I suppose by Small's description of Digital Immigrants and Digital Natives, I am an early immigrant or perhaps a "pioneer" --- I went online in my early 20s connecting to the first online communities (dial-up bulletin boards in the early 80s). My brain was still a little plastic then, I suppose, so I'm like someone who immigrates as a young adult.
It seems to me Dr. Small set about to write a book that would appeal to the fears of the digital immigrants, the fears of all parents, and the disparaging emotions of those who just generally feel that the world is going to the dogs.
Dr. Small's writing is full of emotionally laden language. Teenagers don't just look at computer screens, they "stare". Their music doesn't play, it "blares". Each chapter is prefaced by a short horror story about a cyberaddicted person. Do-it-yourself "assessment tests" at the back of the book ask questions that would lead most honest people to worry about themselves -- and even more likely, to fill in the answers for their spouse or child in a negative way.

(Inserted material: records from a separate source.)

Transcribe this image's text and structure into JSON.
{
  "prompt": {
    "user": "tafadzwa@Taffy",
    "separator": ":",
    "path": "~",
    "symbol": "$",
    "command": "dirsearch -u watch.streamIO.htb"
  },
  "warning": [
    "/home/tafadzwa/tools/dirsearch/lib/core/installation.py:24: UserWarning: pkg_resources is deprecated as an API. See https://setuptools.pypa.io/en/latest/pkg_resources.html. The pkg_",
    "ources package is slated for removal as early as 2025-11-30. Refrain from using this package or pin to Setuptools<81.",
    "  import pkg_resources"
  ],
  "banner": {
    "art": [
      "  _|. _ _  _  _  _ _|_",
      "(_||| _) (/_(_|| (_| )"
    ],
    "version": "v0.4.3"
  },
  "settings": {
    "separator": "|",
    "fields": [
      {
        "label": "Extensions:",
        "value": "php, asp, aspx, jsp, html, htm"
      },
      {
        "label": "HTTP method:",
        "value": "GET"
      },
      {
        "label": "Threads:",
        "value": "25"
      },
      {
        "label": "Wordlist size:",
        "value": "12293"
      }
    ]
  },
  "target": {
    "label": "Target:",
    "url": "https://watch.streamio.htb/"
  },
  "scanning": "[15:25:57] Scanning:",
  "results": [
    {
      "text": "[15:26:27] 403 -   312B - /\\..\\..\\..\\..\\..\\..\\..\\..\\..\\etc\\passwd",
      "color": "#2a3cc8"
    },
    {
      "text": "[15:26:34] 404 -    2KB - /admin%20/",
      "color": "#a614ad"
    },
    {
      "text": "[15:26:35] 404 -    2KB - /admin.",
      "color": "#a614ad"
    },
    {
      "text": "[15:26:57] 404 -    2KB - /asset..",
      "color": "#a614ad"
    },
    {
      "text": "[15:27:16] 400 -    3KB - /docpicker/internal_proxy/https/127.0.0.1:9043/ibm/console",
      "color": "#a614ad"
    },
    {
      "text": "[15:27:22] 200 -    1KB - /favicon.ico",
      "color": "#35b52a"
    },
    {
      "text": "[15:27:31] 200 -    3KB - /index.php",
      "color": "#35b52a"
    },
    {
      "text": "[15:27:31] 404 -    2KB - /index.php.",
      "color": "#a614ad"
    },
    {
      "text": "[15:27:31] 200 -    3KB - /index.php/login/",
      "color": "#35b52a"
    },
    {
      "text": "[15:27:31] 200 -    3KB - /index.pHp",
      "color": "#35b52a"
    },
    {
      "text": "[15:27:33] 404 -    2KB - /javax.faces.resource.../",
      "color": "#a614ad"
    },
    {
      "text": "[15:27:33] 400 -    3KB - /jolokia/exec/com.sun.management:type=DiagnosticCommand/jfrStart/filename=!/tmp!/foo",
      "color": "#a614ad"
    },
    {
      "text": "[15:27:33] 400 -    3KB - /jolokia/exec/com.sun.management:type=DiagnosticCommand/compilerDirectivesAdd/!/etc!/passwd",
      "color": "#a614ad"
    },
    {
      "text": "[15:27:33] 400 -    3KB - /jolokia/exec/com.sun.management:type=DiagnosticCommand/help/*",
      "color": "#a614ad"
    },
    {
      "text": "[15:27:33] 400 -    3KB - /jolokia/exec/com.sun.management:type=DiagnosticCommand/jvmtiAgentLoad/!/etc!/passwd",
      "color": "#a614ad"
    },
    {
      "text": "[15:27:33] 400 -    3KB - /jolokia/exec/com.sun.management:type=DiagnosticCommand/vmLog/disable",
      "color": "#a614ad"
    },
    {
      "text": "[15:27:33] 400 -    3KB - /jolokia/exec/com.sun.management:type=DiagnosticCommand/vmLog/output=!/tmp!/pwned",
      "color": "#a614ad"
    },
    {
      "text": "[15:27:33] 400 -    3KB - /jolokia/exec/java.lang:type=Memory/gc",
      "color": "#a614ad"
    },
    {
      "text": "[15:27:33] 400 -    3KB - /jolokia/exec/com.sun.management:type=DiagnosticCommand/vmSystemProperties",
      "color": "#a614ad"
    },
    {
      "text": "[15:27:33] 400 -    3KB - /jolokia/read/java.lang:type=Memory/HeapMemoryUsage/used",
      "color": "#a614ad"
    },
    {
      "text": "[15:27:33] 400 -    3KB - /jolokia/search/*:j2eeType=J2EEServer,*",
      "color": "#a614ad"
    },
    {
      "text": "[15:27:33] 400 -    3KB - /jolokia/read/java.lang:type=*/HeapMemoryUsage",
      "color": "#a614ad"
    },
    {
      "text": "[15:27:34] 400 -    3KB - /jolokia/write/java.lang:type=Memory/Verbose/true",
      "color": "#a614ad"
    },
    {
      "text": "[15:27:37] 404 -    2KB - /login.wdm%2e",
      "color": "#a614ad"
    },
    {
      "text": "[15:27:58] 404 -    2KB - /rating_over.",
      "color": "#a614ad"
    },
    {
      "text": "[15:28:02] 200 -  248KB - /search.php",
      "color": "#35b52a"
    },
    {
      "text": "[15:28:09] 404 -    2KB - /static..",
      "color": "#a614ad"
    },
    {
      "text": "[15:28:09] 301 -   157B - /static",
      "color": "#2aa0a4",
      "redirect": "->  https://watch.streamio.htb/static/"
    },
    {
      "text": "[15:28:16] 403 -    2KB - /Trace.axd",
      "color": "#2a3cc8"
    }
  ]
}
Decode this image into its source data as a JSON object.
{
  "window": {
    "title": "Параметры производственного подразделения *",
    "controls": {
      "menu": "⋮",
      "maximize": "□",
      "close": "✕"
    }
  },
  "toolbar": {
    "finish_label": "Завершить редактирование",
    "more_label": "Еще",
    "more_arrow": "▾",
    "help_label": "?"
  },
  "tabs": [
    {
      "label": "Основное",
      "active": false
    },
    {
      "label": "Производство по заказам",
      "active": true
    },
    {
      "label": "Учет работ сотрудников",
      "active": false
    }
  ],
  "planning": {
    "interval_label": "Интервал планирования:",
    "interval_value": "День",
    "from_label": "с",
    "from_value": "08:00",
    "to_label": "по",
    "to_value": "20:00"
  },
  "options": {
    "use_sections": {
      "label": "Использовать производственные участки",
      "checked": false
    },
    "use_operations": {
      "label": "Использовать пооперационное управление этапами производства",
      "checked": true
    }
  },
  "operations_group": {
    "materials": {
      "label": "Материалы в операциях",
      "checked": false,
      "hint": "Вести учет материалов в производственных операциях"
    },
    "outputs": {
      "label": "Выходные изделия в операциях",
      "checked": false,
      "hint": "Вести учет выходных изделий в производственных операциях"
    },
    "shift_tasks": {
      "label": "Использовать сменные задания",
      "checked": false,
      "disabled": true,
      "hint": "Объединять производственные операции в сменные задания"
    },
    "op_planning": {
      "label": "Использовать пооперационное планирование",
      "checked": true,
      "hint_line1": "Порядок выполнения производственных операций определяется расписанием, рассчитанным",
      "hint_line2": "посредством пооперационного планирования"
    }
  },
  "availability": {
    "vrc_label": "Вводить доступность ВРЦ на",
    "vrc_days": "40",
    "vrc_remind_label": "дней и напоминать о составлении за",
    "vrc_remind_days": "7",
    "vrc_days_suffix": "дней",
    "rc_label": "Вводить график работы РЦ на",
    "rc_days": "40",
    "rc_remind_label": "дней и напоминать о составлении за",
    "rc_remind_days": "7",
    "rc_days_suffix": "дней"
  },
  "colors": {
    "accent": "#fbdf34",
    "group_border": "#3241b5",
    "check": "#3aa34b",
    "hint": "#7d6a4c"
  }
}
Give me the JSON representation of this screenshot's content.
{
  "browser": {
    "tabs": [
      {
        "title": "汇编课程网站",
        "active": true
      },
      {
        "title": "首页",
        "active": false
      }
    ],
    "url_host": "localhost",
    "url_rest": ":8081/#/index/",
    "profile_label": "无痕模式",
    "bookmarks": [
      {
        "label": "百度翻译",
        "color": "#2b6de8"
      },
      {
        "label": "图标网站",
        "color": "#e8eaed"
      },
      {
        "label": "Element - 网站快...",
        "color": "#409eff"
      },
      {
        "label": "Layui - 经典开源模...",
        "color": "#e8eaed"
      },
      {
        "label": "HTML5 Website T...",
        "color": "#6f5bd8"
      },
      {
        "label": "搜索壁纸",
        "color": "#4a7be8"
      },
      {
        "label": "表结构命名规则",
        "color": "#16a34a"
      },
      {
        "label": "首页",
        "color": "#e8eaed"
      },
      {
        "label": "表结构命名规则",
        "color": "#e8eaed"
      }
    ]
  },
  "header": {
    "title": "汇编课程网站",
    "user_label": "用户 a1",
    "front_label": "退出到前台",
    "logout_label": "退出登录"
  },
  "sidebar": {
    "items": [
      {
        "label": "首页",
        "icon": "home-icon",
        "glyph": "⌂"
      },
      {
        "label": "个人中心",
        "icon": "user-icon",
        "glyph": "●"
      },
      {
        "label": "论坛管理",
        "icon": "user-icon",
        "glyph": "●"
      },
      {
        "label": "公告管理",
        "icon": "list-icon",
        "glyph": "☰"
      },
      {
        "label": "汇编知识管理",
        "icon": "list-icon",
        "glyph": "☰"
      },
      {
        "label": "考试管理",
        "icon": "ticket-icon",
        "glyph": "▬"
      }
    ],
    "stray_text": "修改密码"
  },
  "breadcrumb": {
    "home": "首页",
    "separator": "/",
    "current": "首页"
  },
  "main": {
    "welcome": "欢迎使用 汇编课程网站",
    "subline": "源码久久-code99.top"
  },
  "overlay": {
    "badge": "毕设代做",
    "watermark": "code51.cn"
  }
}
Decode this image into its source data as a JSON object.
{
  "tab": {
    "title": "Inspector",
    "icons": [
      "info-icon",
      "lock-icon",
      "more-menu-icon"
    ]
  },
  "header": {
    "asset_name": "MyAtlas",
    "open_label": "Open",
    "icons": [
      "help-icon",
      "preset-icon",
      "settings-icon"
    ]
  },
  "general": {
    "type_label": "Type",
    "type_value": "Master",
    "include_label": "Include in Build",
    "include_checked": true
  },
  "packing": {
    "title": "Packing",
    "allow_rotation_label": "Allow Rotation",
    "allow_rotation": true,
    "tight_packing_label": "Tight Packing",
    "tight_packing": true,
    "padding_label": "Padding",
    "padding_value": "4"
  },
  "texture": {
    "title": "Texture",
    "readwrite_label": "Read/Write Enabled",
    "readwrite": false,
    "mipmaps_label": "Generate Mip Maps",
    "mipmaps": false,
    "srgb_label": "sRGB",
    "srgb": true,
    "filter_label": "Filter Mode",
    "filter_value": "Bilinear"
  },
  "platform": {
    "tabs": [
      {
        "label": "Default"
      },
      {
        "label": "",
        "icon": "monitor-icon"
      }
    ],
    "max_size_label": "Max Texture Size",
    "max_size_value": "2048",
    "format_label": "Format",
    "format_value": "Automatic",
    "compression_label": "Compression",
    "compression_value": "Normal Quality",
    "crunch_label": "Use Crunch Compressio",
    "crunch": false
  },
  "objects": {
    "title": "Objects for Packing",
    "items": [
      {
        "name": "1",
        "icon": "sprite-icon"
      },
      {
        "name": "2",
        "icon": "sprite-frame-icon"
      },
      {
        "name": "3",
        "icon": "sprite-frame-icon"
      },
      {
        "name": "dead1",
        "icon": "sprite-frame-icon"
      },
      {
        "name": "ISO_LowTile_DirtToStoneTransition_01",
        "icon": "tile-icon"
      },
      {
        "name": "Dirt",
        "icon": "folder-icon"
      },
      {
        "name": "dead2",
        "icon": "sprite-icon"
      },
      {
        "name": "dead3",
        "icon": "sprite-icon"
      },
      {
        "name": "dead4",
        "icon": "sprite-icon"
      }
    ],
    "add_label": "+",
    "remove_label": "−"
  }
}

Small conflates TV with computer use in much of his writing; despite their similar screens they are completely different. He reports early in the book that "a recent Kaiser study found that young people eight to eighteen years of age expose their brains to eight and a half hours of digital and video sensory stimulation each day." Note his choice of words: "expose their brains to...". Not "experience" or "use", but "expose their brains"; like exposure to radiation. His choice of words already betrays his judgment and seeks to set the reader's bias. But the study notes that only one hour of this is using the computer! Four hours is video and TV, nearly two hours is music. Less than an hour is video games. Through the book, however, Small would have the reader worry about computer use causing not only brain changes, but autism symptoms and other antisocial personality disorders. Is this likely to be the computer use, or the TV watching?
Now of course it is clear that new technology is seductive and can be addictive. It is just common sense that playing computer games that repeatedly give you a simulation of blowing someone's head off is going to affect your emotional health. In that, some games ARE worse than TV because usually once you've watched the movie once or twice you are done with it, whereas you play the game over and over for hours. On the other hand, if you watch four or more hours of schlok TV every day, you are going to be brain damaged.
But don't blame it on the Internet. Sure, some kids or adults are going to spend too much time on the Internet, or develop addictions to porn or Facebook or Ebay. Just like some kids who smoked pot really did go on to get addicted to heroin.
In summary, I think Small throws in a few interesting tidbits about brain function, but his conclusions are suspect and his tone highly judgmental. Yes, computer use is causing changes in brain wiring, just like the printing press, telephone, radio and TV, and even automobiles. And there are always people who aren't well adjusted. Why jump to the conclusion that computers are a cause rather than a refuge? Well, everybody has to make a buck -- but I'm sorry to have contributed to his income.